=== RECORDS FOR THE EXERCISE ===
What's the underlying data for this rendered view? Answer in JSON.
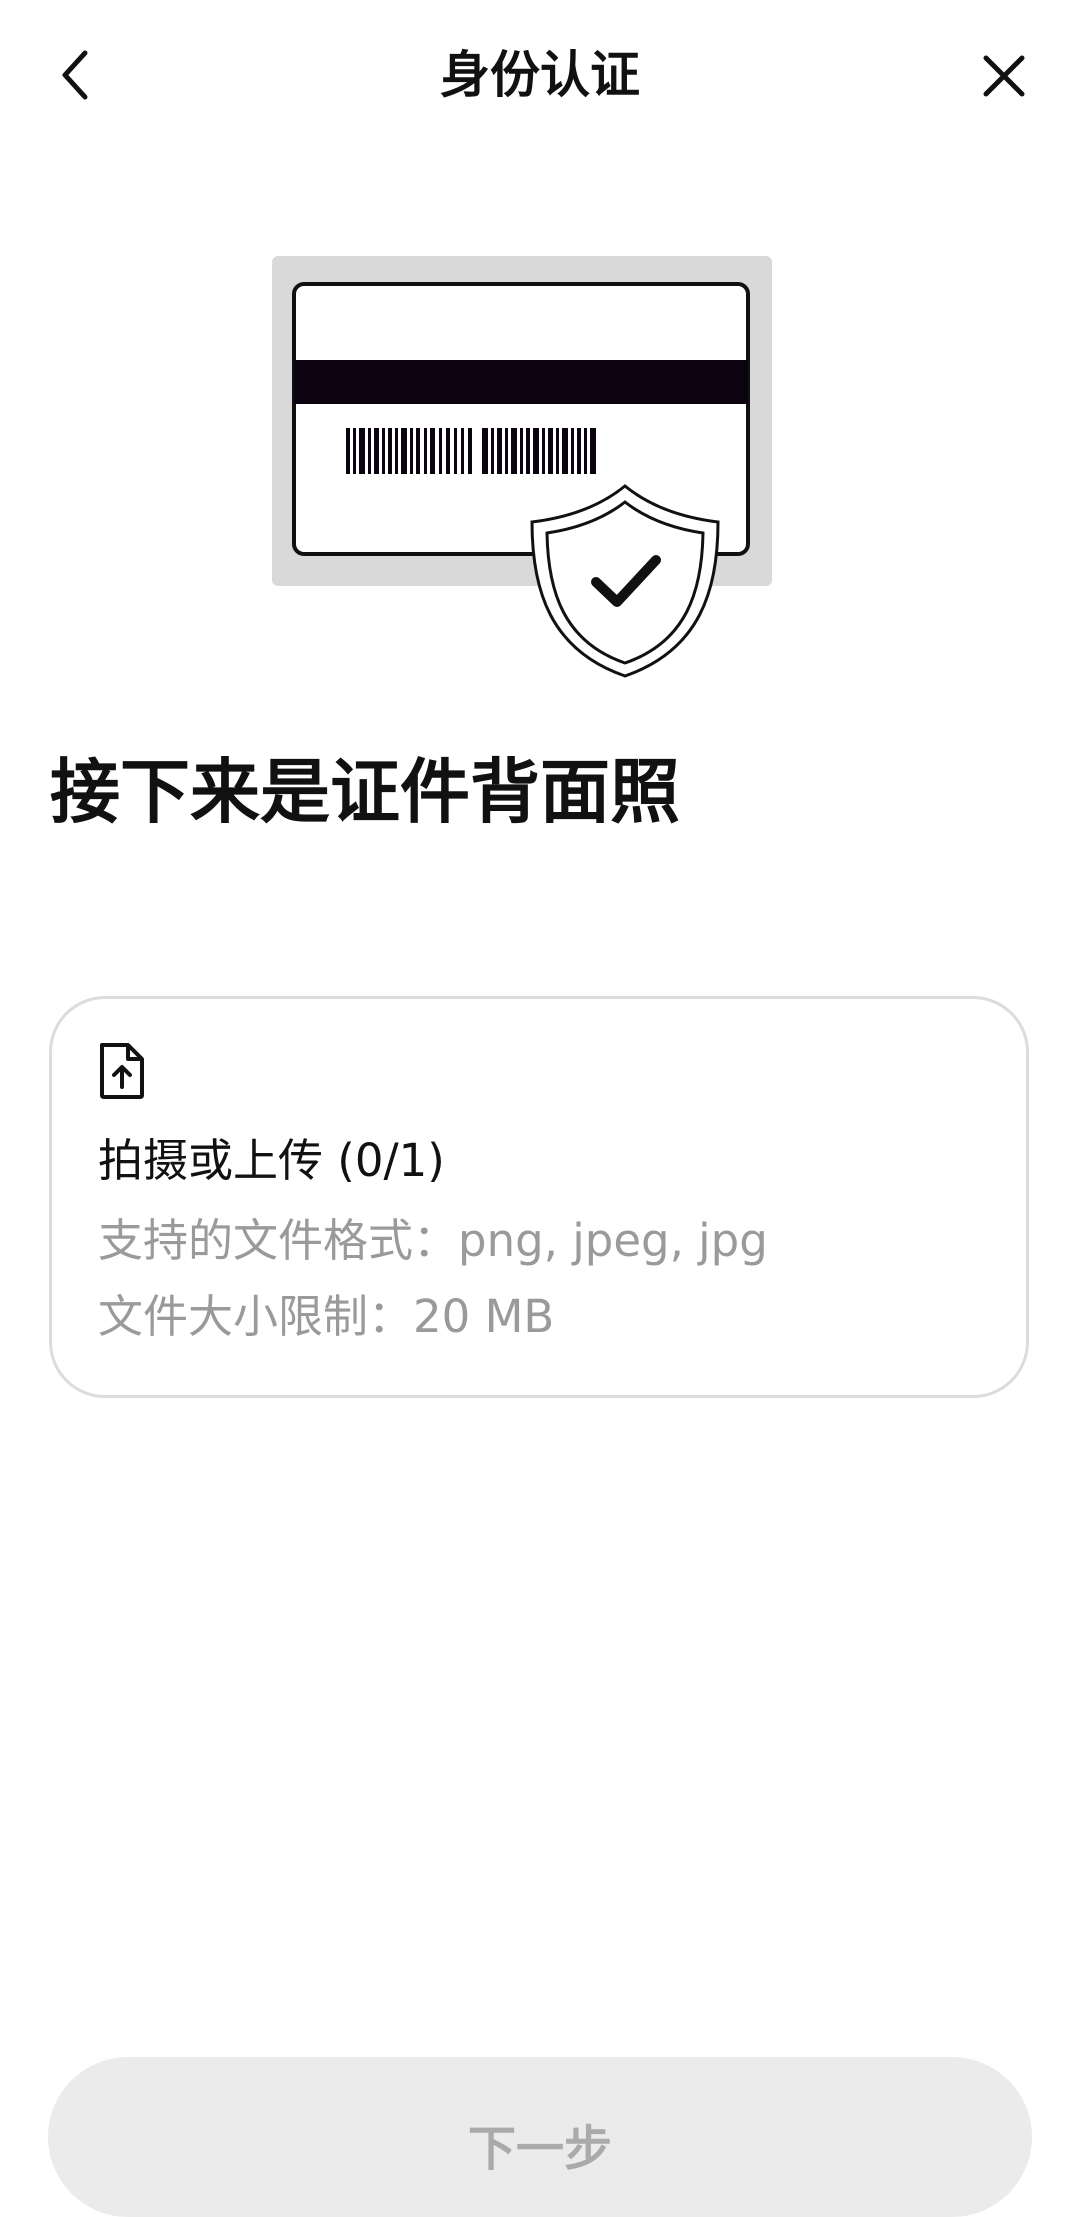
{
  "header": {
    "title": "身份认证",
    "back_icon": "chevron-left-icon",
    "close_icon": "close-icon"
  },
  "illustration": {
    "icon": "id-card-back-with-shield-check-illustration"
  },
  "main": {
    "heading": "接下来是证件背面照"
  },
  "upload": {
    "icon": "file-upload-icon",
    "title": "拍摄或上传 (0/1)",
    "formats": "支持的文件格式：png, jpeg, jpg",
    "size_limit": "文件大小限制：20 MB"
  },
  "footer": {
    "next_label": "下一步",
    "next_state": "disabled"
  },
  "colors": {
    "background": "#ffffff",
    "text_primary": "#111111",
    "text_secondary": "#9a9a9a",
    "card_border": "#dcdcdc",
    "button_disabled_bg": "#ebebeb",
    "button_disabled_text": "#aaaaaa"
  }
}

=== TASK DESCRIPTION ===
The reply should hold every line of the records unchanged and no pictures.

=== RESULT OF THIS TASK ===
What's the underlying data for this rendered view? Answer in JSON.
{
  "header": {
    "title": "身份认证",
    "back_icon": "chevron-left-icon",
    "close_icon": "close-icon"
  },
  "illustration": {
    "icon": "id-card-back-with-shield-check-illustration"
  },
  "main": {
    "heading": "接下来是证件背面照"
  },
  "upload": {
    "icon": "file-upload-icon",
    "title": "拍摄或上传 (0/1)",
    "formats": "支持的文件格式：png, jpeg, jpg",
    "size_limit": "文件大小限制：20 MB"
  },
  "footer": {
    "next_label": "下一步",
    "next_state": "disabled"
  },
  "colors": {
    "background": "#ffffff",
    "text_primary": "#111111",
    "text_secondary": "#9a9a9a",
    "card_border": "#dcdcdc",
    "button_disabled_bg": "#ebebeb",
    "button_disabled_text": "#aaaaaa"
  }
}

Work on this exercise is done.